* Work to complete
Report how many lines of the following entries include the string "microphone"; respond with the number alone.

* Collection entries
◇ ◇ ◇ ◇
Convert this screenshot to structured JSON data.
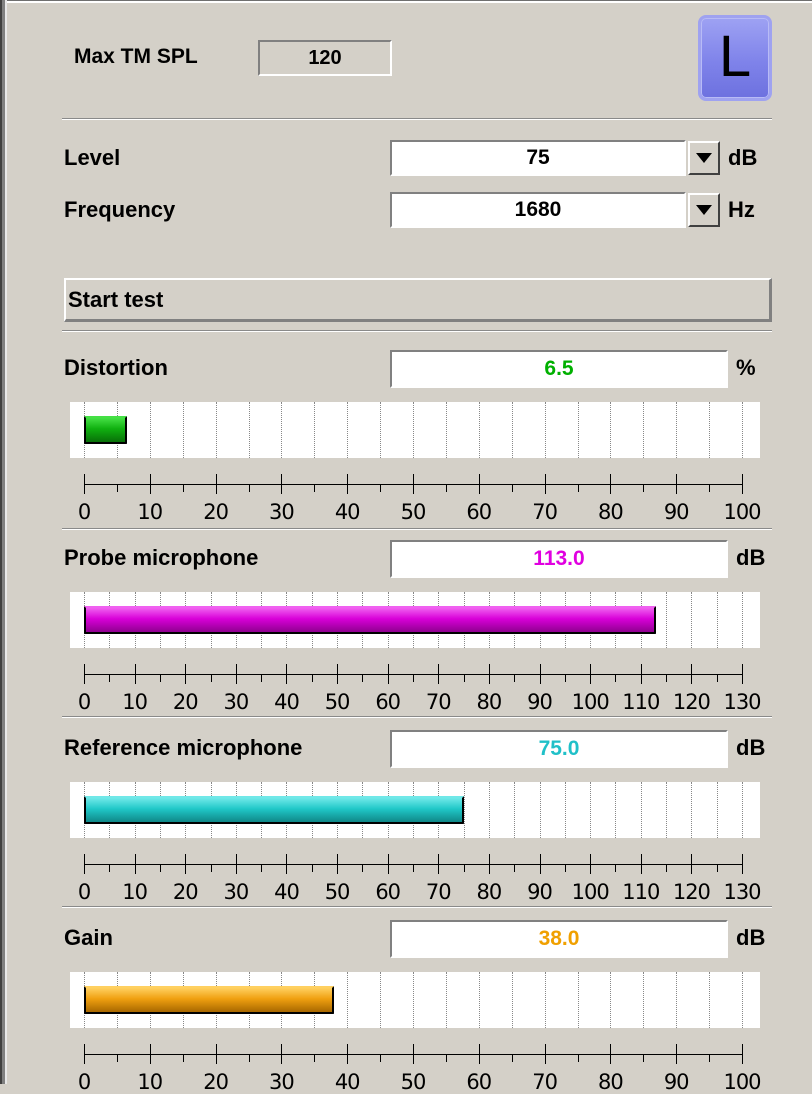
{
  "header": {
    "max_label": "Max TM SPL",
    "max_value": "120",
    "side_button": "L"
  },
  "level": {
    "label": "Level",
    "value": "75",
    "unit": "dB"
  },
  "frequency": {
    "label": "Frequency",
    "value": "1680",
    "unit": "Hz"
  },
  "start_button": "Start test",
  "meters": [
    {
      "key": "distortion",
      "label": "Distortion",
      "value": "6.5",
      "unit": "%",
      "value_color": "#00b000",
      "bar_colors": {
        "base": "#10b010",
        "light": "#45e045",
        "dark": "#087008"
      },
      "scale_max": 100,
      "level": 6.5,
      "ticks": [
        "0",
        "10",
        "20",
        "30",
        "40",
        "50",
        "60",
        "70",
        "80",
        "90",
        "100"
      ]
    },
    {
      "key": "probe",
      "label": "Probe microphone",
      "value": "113.0",
      "unit": "dB",
      "value_color": "#e000e0",
      "bar_colors": {
        "base": "#d800d8",
        "light": "#f060f0",
        "dark": "#900090"
      },
      "scale_max": 130,
      "level": 113.0,
      "ticks": [
        "0",
        "10",
        "20",
        "30",
        "40",
        "50",
        "60",
        "70",
        "80",
        "90",
        "100",
        "110",
        "120",
        "130"
      ]
    },
    {
      "key": "reference",
      "label": "Reference microphone",
      "value": "75.0",
      "unit": "dB",
      "value_color": "#20c0c8",
      "bar_colors": {
        "base": "#20c8c8",
        "light": "#70e8e8",
        "dark": "#108888"
      },
      "scale_max": 130,
      "level": 75.0,
      "ticks": [
        "0",
        "10",
        "20",
        "30",
        "40",
        "50",
        "60",
        "70",
        "80",
        "90",
        "100",
        "110",
        "120",
        "130"
      ]
    },
    {
      "key": "gain",
      "label": "Gain",
      "value": "38.0",
      "unit": "dB",
      "value_color": "#f0a000",
      "bar_colors": {
        "base": "#f0a010",
        "light": "#ffd060",
        "dark": "#a86800"
      },
      "scale_max": 100,
      "level": 38.0,
      "ticks": [
        "0",
        "10",
        "20",
        "30",
        "40",
        "50",
        "60",
        "70",
        "80",
        "90",
        "100"
      ]
    }
  ]
}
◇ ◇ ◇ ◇
* Output
2